“45” became a popular slogan of liberty in the latter part of the 18th century, chalked as graffiti everywhere.
The North Briton was begun as a counter-blast to The Briton, a pro-government paper started by Tobias Smollett. Only eight days after that newspaper began publication, the first issue of The North Briton came out. It then came out weekly until the resignation of the Bute government.
Issue number 45 (23 April 1763) criticised a royal speech in which King George III praised the Treaty of Paris ending the Seven Years’ War. As a result Wilkes was charged with libel, in effect, accusing the King of lying, which got him locked up in the Tower of London for a while. However, Wilkes challenged the warrant for his arrest and the seizure of the paper, and won the case. His courtroom speeches kick-started the cry of “Wilkes and Liberty!”, which became a popular slogan for freedom of speech and resistance to the establishment. It merged with a powerful and growing movement working for political reform, but it was an uneasy alliance, temporarily thrusting middle class and aristocratic reformers and opportunists, elements of the powerful and volatile London mob, together. At its head Wilkes always had his own advancement and reputation as his primary focus…
Later in 1763, Wilkes reprinted the issue, which was again seized by the government. They ordered that copies should be burned publicly in Cheapside, the City of London’s main drag, by the official hangman. Given that the City was a stronghold of the reform movement, its politicians often Wiles’ allies, this was a provocation to Wilkes supporters. However, before the papers could be burned, the assembled crowd rescued the text, assaulting the hangman.
“The mob rose; the greatest mob, says Mr Sheriff Blunt, that he has known in forty years. They were armed with that most bloody instrument, the mud out of the kennels: they hissed in the most murderous manner; broke Mr Sheriff Harley’s coach glass in the most frangent manner; scratched his forehead, so that he is forced to wear a little patch in the most becoming manner; and obliged the hangman to burn the paper with a link, though faggots were prepared to execute it in a more solemn manner. Numbers of gentlemen, from windows and balconies, encouraged the mob, who, in about an hour and half, were so undutiful to the ministry, as to retire without doing any mischief…”

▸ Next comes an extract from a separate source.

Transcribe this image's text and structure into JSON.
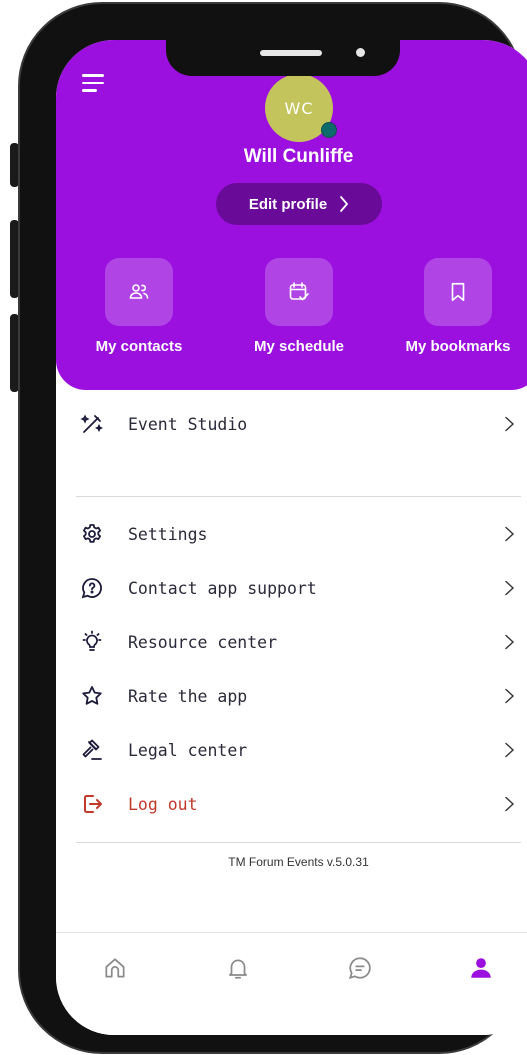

The ensuing uproar caused Wilkes to be flee across the English Channel to France; he was tried and found guilty in absentia of obscene libel and seditious libel, and was declared an outlaw on 19 January 1764.
He would return to England, be imprisoned again, stand for election as an MP for Middlesex, several times, and be barred, repeatedly, while mobs fought for him and the government fought to keep him – and them – out… Throughout his career he also had powerful allies among the rich merchant classes and City politicians, and eventually he would rise to command soldiers repressing the 1780 Gordon Rioters, and become Lord Mayor of London.
Nonetheless, by the time Wilkes was released from prison in 1770, “45” was still a popular icon not only of Wilkes, but of freedom of speech in general.
You can read the North Briton no 45 here.
An entry in the 2016 London Rebel History Calendar – check it out online